# Problem description
Nothing but a number should be given: how many lines in the listing contain the word "Biomass".

# The data
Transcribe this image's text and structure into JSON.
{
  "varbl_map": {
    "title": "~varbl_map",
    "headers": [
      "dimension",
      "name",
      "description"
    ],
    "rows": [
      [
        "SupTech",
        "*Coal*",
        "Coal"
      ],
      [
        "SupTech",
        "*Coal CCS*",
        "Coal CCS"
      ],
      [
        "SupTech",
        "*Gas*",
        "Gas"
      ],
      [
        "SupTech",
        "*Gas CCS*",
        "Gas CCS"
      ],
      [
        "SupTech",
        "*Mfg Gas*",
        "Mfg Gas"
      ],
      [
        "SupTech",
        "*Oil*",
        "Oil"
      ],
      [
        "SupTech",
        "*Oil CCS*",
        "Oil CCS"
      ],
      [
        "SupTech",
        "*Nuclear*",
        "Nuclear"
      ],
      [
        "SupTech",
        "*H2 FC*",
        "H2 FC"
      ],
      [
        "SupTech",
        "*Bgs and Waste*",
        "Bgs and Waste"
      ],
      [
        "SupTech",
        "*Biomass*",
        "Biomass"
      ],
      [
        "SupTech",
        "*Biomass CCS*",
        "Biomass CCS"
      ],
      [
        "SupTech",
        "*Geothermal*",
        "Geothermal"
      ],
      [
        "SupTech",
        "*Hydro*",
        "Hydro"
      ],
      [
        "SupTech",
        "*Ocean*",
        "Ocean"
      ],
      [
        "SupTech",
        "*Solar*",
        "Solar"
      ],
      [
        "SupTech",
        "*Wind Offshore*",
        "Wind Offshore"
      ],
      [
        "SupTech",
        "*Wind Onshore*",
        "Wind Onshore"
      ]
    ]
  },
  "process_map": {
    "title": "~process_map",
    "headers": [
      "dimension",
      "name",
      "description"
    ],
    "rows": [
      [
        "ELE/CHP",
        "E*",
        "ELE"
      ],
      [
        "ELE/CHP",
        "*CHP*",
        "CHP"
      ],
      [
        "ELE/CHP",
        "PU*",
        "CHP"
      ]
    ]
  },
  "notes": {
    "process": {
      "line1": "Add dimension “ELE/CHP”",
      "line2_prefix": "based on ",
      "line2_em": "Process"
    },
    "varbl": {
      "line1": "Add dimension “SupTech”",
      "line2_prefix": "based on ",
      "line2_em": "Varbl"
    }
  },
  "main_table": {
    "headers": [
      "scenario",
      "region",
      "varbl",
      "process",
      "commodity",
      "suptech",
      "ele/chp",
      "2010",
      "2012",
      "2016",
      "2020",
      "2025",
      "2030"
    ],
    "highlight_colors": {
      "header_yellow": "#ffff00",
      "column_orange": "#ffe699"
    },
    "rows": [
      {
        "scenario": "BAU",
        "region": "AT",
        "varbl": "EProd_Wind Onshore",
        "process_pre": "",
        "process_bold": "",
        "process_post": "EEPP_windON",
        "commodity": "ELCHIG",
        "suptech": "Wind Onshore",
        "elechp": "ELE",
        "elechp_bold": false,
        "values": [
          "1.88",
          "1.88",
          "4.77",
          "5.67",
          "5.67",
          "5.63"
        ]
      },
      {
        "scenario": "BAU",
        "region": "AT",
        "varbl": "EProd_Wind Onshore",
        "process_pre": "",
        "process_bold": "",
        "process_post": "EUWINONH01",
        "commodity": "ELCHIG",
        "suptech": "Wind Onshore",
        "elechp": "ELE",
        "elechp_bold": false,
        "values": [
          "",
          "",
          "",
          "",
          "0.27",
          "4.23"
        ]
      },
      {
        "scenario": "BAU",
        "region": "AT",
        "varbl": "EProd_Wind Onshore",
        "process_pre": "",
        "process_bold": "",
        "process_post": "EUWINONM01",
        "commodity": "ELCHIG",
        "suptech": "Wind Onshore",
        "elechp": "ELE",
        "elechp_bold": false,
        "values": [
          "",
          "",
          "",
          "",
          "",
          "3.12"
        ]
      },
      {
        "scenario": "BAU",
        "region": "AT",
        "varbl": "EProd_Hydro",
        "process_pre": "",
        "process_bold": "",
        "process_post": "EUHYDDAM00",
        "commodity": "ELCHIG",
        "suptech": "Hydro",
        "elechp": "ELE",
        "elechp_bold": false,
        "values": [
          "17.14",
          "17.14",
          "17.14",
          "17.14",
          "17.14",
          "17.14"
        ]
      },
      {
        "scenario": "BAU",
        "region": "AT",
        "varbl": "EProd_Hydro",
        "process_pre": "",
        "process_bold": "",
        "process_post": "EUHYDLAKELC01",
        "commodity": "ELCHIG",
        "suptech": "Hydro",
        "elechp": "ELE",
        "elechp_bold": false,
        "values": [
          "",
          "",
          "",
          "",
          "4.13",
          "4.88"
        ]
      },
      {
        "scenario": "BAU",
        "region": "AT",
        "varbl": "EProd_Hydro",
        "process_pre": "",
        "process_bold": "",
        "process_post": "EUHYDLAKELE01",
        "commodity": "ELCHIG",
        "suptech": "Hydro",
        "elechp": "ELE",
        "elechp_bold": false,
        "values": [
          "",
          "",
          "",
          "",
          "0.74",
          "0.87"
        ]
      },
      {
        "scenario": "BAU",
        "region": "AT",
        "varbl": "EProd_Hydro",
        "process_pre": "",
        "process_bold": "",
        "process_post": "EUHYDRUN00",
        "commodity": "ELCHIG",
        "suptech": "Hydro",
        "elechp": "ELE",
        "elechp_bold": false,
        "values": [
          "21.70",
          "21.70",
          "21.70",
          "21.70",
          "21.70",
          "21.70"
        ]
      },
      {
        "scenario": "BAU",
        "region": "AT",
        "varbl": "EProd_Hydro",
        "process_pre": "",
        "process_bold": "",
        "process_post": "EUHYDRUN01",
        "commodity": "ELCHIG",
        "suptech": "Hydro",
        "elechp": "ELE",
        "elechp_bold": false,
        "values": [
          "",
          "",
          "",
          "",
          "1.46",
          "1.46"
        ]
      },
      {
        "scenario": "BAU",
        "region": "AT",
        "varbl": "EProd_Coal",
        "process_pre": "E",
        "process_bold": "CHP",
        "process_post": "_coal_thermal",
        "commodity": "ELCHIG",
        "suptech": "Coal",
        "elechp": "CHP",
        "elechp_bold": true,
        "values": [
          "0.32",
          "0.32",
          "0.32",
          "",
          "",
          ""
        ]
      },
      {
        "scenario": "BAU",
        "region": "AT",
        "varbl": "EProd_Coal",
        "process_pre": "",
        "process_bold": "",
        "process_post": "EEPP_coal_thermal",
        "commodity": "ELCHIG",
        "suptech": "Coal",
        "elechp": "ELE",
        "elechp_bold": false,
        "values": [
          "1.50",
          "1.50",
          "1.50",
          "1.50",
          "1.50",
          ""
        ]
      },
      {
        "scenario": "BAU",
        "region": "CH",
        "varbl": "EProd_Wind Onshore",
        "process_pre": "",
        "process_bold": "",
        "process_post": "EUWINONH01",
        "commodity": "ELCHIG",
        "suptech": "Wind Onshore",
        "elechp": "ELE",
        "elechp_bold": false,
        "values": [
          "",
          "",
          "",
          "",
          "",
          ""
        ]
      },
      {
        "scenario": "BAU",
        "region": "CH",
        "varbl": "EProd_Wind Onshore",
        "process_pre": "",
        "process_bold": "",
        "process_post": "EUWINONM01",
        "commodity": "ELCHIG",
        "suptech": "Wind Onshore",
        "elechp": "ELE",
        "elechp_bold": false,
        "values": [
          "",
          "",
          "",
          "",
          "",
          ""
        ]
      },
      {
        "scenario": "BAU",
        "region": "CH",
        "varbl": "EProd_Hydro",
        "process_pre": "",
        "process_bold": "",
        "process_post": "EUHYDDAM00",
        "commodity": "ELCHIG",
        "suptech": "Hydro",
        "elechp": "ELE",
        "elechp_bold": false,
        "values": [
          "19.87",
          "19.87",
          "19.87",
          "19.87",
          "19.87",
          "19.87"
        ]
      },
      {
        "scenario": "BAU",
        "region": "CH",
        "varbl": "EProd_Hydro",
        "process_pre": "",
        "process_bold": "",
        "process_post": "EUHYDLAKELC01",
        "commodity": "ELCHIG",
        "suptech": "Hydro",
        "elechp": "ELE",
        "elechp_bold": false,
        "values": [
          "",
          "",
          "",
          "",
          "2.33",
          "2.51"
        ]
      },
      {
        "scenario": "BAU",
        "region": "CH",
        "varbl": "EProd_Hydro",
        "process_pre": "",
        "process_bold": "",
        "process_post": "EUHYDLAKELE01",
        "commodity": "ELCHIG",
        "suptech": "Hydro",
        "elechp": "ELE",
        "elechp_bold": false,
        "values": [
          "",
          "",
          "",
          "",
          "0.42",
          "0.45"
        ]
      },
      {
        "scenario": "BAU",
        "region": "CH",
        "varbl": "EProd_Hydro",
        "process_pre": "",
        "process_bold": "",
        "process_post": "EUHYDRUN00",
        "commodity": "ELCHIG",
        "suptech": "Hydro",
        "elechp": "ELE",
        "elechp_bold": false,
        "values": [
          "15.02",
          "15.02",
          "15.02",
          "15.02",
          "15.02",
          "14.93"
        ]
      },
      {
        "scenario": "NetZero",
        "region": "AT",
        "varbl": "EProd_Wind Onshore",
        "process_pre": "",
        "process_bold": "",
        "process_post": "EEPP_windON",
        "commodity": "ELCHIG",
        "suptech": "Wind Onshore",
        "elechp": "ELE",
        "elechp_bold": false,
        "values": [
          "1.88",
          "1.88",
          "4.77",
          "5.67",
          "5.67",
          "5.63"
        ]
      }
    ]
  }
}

# Response area
4